The material in the first nine chapters could be covered in a one-semester course on operating systems, and the material in the remaining chapters could be covered in advanced seminars with various projects being done in parallel.
A few caveats must be made at this time. No attempt has been made to describe system performance in absolute terms, nor is there any attempt to suggest configuration parameters for a system installation. Such data is likely to vary according to machine type, hardware configuration, system version and implementation, and application mix. Similarly, I have made a conscious effort to avoid predicting future development of UNIX operating system features Discussion of advanced topics does not imply a commitment by AT&T to provide particular features, nor should it even imply that particular areas are under investigation.

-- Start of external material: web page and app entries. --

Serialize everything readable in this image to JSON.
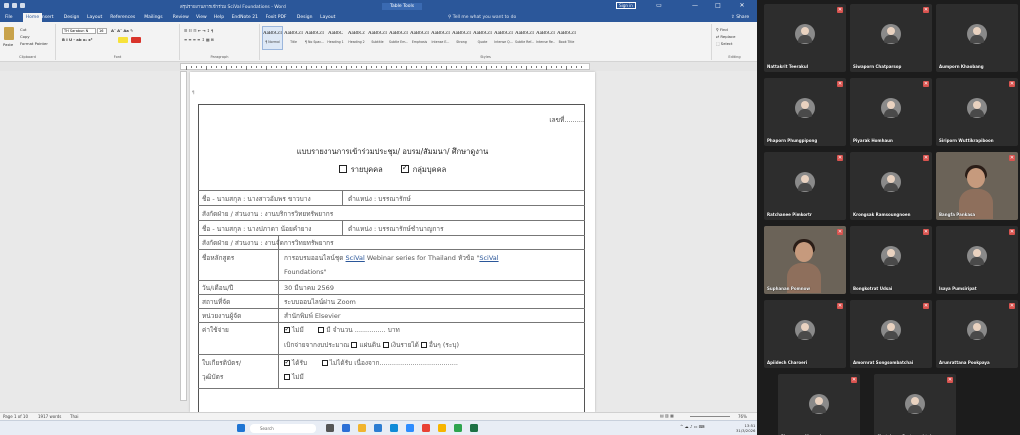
{
  "word": {
    "title": "สรุปรายงานการเข้าร่วม SciVal Foundations - Word",
    "title_segment": "Table Tools",
    "signin_label": "Sign in",
    "tabs": [
      "File",
      "Home",
      "Insert",
      "Design",
      "Layout",
      "References",
      "Mailings",
      "Review",
      "View",
      "Help",
      "EndNote 21",
      "Foxit PDF",
      "Design",
      "Layout"
    ],
    "active_tab": "Home",
    "tell_me": "Tell me what you want to do",
    "share_label": "Share",
    "ribbon": {
      "paste_label": "Paste",
      "cut_label": "Cut",
      "copy_label": "Copy",
      "format_painter_label": "Format Painter",
      "clipboard_group": "Clipboard",
      "font_name": "TH Sarabun N",
      "font_size": "16",
      "font_group": "Font",
      "paragraph_group": "Paragraph",
      "styles_group": "Styles",
      "editing_group": "Editing",
      "find_label": "Find",
      "replace_label": "Replace",
      "select_label": "Select",
      "styles": [
        {
          "sample": "AaBbCcI",
          "name": "¶ Normal"
        },
        {
          "sample": "AaBbCcI",
          "name": "Title"
        },
        {
          "sample": "AaBbCcI",
          "name": "¶ No Spac..."
        },
        {
          "sample": "AaBbC",
          "name": "Heading 1"
        },
        {
          "sample": "AaBbCc",
          "name": "Heading 2"
        },
        {
          "sample": "AaBbCcI",
          "name": "Subtitle"
        },
        {
          "sample": "AaBbCcI",
          "name": "Subtle Em..."
        },
        {
          "sample": "AaBbCcI",
          "name": "Emphasis"
        },
        {
          "sample": "AaBbCcI",
          "name": "Intense E..."
        },
        {
          "sample": "AaBbCcI",
          "name": "Strong"
        },
        {
          "sample": "AaBbCcI",
          "name": "Quote"
        },
        {
          "sample": "AaBbCcI",
          "name": "Intense Q..."
        },
        {
          "sample": "AaBbCcI",
          "name": "Subtle Ref..."
        },
        {
          "sample": "AaBbCcI",
          "name": "Intense Re..."
        },
        {
          "sample": "AaBbCcI",
          "name": "Book Title"
        }
      ]
    },
    "status": {
      "page": "Page 1 of 10",
      "words": "1917 words",
      "language": "Thai",
      "zoom": "76%"
    }
  },
  "doc": {
    "number_label": "เลขที่..........",
    "title": "แบบรายงานการเข้าร่วมประชุม/ อบรม/สัมมนา/ ศึกษาดูงาน",
    "opt_individual": "รายบุคคล",
    "opt_group": "กลุ่มบุคคล",
    "name1": "ชื่อ - นามสกุล  :  นางสาวอัมพร ขาวบาง",
    "pos1": "ตำแหน่ง : บรรณารักษ์",
    "dept1": "สังกัดฝ่าย / ส่วนงาน  :  งานบริการวิทยทรัพยากร",
    "name2": "ชื่อ - นามสกุล  :  นางปภาดา น้อยคำยาง",
    "pos2": "ตำแหน่ง : บรรณารักษ์ชำนาญการ",
    "dept2": "สังกัดฝ่าย / ส่วนงาน  :  งานจัดการวิทยทรัพยากร",
    "course_label": "ชื่อหลักสูตร",
    "course_value_prefix": "การอบรมออนไลน์ชุด",
    "course_link1": "SciVal",
    "course_value_mid": "Webinar series for Thailand หัวข้อ \"",
    "course_link2": "SciVal",
    "course_value_end": "Foundations\"",
    "date_label": "วัน/เดือน/ปี",
    "date_value": "30 มีนาคม 2569",
    "place_label": "สถานที่จัด",
    "place_value": "ระบบออนไลน์ผ่าน Zoom",
    "org_label": "หน่วยงานผู้จัด",
    "org_value": "สำนักพิมพ์ Elsevier",
    "cost_label": "ค่าใช้จ่าย",
    "cost_none": "ไม่มี",
    "cost_has": "มี จำนวน ............... บาท",
    "cost_source_prefix": "เบิกจ่ายจากงบประมาณ",
    "cost_src1": "แผ่นดิน",
    "cost_src2": "เงินรายได้",
    "cost_src3": "อื่นๆ (ระบุ)",
    "cert_label1": "ใบเกียรติบัตร/",
    "cert_label2": "วุฒิบัตร",
    "cert_got": "ได้รับ",
    "cert_not_got": "ไม่ได้รับ เนื่องจาก......................................",
    "cert_none": "ไม่มี"
  },
  "taskbar": {
    "search_placeholder": "Search",
    "time": "13:51",
    "date": "31/3/2026"
  },
  "gallery": {
    "participants": [
      {
        "name": "Nattakrit Teerakul",
        "muted": true,
        "video": false
      },
      {
        "name": "Siwaporn Chatparsop",
        "muted": true,
        "video": false
      },
      {
        "name": "Aumporn Khaobang",
        "muted": false,
        "video": false
      },
      {
        "name": "Phaporn Phungpipong",
        "muted": true,
        "video": false
      },
      {
        "name": "Piyarak Homhaun",
        "muted": true,
        "video": false
      },
      {
        "name": "Siriporn Wuttikrapiboon",
        "muted": true,
        "video": false
      },
      {
        "name": "Ratchanee Pimkortr",
        "muted": true,
        "video": false
      },
      {
        "name": "Krongsak Ramsoungnoen",
        "muted": true,
        "video": false
      },
      {
        "name": "Bangfa Pankasa",
        "muted": true,
        "video": true
      },
      {
        "name": "Suphanan Pomnow",
        "muted": true,
        "video": true
      },
      {
        "name": "Bongkotrat Udsai",
        "muted": true,
        "video": false
      },
      {
        "name": "Isaya Pumsiripat",
        "muted": true,
        "video": false
      },
      {
        "name": "Apiidech Charoeri",
        "muted": true,
        "video": false
      },
      {
        "name": "Amornrat Songsombatchai",
        "muted": true,
        "video": false
      },
      {
        "name": "Arunrattana Pookpaya",
        "muted": true,
        "video": false
      },
      {
        "name": "Pimonpan Moonchareon",
        "muted": true,
        "video": false
      },
      {
        "name": "Chatchapa Pratumwhtajorn",
        "muted": true,
        "video": false
      }
    ]
  }
}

It is my pleasure to acknowledge the assistance of many friends and colleagues who encouraged me while I wrote this book and provided constructive criticism of the manuscript. My deepest appreciation goes to Ian Johnstone who suggested that I write this book, gave me early encouragement, and reviewed the earliest draft of the first chapters. Ian taught me many tricks of the trade, and I will always be indebted to him. Doris Ryan also had a hand in encouraging me from the very beginning, and I will always appreciate her kindness and thoughtfulness. Dennis Ritchie freely answered numerous questions on the historical and technical background of the system. Many people gave freely of their time and energy to review drafts of the manuscript, and this book owes a lot to their detailed comments. They are Debby Bach, Doug Bayer, Lenny Brandwein, Steve Buroff, Tom Butler, Ron Gomes, Mesut Gunduc, Laura Israel, Dean Jagels, Keith Kelleman, Brian Kernighan, Bob Martin, Bob Mitze, Dave Nowitz, Michael Poppers, Marilyn Safran, Curt Schimmel, Zvi Spitz, Tom Vaden, Bill Weber, Larry Wehr, and Bob Zarrow. Mary Frubstuck provided help in preparing the manuscript for typesetting. I would like to thank my management for their continued support throughout this project and my colleagues, for providing such a stimulating atmosphere and wonderful work environment at AT&T Bell Laboratories. John Wait and the staff at Prentice-Hall provided much valuable assistance and advice to get the book into its final form. Last, but not least, my wife, Debby, gave me lots of emotional support, without which I could never have succeeded.